• **Exercise goal**
In the listing below, find each line with the string "true" and report it.

*** Block opens ***

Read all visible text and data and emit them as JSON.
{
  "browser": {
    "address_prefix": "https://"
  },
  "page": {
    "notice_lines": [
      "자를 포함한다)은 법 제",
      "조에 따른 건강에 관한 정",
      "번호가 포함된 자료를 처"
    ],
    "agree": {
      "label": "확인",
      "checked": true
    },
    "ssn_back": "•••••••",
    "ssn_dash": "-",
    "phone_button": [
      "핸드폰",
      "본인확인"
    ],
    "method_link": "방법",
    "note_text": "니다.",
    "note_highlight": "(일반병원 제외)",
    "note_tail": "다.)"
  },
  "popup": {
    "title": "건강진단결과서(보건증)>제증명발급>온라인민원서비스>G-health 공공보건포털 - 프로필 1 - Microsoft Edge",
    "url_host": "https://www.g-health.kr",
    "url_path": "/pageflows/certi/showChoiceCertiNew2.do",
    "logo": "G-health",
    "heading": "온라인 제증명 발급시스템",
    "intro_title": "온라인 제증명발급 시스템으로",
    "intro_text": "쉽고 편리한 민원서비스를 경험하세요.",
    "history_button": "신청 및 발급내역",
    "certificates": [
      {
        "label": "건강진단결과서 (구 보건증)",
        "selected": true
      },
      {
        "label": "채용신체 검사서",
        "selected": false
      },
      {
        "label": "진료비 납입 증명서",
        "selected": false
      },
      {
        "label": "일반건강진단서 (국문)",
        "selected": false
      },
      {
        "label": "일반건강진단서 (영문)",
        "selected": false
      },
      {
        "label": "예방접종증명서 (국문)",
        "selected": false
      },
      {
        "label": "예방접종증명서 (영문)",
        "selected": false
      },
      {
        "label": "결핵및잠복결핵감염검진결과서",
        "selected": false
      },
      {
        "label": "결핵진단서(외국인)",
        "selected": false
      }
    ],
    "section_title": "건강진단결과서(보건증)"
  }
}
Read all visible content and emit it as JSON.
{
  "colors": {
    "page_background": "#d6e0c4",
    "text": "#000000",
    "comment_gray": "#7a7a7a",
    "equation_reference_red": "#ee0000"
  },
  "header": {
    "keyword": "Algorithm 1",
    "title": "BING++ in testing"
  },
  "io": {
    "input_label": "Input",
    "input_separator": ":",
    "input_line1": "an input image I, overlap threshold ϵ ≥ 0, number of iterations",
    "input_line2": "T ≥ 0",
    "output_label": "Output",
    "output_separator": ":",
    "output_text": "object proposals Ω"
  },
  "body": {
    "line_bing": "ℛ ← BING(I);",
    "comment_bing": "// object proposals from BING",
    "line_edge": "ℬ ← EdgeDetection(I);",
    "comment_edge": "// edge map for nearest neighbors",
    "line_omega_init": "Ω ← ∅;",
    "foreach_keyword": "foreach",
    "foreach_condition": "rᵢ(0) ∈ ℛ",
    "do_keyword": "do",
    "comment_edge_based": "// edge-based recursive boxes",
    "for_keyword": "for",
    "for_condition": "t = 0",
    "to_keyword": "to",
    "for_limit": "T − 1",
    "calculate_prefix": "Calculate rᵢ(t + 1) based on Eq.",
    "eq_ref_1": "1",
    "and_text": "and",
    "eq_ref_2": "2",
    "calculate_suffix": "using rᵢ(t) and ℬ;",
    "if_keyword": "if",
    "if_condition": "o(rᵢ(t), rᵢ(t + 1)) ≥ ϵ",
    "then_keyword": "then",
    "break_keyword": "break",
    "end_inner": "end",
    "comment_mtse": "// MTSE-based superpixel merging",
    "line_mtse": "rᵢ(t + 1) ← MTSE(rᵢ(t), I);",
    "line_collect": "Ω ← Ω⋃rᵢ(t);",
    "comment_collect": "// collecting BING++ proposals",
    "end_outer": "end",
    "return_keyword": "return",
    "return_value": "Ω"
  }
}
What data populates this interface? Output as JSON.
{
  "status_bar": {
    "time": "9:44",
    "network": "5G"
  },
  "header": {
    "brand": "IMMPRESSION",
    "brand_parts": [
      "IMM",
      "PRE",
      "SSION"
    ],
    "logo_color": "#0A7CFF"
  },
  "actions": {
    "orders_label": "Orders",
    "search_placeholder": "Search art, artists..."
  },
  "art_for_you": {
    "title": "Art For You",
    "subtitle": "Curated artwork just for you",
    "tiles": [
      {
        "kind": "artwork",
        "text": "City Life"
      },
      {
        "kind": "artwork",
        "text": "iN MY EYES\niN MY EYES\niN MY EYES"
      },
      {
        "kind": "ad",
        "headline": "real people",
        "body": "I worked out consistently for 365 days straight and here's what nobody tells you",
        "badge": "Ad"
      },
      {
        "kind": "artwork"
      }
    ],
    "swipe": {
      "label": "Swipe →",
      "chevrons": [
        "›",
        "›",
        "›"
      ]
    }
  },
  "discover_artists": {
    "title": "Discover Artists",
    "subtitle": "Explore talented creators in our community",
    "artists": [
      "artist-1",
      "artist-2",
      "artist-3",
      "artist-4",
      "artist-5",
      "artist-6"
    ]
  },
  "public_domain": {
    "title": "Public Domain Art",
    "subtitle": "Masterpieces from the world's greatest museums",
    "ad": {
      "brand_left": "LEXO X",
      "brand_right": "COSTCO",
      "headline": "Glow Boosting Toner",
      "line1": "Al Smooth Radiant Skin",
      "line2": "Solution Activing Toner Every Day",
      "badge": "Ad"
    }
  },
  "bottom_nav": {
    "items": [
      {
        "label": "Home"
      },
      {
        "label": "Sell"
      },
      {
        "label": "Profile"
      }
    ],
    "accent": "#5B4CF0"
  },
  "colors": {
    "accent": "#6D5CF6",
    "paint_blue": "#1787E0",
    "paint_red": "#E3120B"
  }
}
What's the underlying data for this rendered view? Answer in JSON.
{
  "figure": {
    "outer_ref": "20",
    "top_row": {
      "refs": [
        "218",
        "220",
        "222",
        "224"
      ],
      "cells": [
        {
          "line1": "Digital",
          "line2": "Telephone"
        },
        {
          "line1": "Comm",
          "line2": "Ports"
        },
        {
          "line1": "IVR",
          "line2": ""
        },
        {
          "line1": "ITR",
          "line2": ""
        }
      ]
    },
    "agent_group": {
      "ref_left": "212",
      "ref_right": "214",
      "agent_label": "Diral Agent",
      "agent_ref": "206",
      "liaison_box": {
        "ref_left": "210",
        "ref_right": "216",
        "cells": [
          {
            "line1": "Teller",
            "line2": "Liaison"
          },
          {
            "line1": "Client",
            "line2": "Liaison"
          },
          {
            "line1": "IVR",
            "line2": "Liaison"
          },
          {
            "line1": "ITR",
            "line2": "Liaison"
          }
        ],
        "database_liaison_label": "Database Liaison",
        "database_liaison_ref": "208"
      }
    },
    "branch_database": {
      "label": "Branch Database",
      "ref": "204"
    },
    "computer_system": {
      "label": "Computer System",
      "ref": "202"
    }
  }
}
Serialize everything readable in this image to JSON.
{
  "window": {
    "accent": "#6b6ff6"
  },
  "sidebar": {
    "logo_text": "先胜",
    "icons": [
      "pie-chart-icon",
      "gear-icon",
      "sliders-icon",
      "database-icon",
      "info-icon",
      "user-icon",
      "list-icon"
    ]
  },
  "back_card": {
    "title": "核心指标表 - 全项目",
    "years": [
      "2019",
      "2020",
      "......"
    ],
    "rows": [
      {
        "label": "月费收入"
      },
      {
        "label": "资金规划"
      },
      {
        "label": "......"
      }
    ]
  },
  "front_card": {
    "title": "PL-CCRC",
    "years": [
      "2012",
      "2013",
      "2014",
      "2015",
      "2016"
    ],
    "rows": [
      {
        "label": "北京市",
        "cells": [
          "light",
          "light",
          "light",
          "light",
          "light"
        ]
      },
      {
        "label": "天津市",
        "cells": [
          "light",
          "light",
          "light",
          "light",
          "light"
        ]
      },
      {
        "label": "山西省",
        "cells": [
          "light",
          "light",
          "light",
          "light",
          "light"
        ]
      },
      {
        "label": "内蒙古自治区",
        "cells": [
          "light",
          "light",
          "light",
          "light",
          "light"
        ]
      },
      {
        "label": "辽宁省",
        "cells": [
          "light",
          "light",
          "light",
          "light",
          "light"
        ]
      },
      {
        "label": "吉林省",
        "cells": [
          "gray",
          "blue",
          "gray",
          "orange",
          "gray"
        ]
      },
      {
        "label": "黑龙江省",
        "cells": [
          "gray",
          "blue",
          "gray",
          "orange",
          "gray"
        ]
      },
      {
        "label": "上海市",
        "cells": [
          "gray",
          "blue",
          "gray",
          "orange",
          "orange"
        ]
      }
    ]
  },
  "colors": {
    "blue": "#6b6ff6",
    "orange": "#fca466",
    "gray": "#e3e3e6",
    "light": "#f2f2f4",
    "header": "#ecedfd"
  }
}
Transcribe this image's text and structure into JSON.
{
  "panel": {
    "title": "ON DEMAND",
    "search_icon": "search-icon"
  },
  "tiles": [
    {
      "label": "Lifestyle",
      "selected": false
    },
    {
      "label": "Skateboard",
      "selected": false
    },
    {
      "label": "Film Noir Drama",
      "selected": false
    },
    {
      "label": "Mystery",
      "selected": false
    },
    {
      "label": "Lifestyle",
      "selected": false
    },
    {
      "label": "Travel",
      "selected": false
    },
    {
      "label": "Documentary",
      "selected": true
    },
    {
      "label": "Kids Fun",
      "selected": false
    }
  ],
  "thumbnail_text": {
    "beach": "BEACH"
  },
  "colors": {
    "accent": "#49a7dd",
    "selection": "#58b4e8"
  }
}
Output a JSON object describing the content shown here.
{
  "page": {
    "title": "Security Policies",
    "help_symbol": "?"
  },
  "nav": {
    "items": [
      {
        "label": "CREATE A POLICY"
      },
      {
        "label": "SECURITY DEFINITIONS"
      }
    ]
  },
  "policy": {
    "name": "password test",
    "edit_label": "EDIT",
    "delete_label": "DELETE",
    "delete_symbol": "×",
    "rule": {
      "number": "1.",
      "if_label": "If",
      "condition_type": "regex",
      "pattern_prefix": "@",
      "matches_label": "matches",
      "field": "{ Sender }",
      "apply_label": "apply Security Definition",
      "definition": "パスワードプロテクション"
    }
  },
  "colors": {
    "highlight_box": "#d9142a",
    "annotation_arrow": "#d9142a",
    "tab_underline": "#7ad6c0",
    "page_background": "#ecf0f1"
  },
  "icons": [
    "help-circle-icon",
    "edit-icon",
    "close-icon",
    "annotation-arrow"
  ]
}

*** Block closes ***

• **Response**
      "checked": true
        "selected": true
      "selected": true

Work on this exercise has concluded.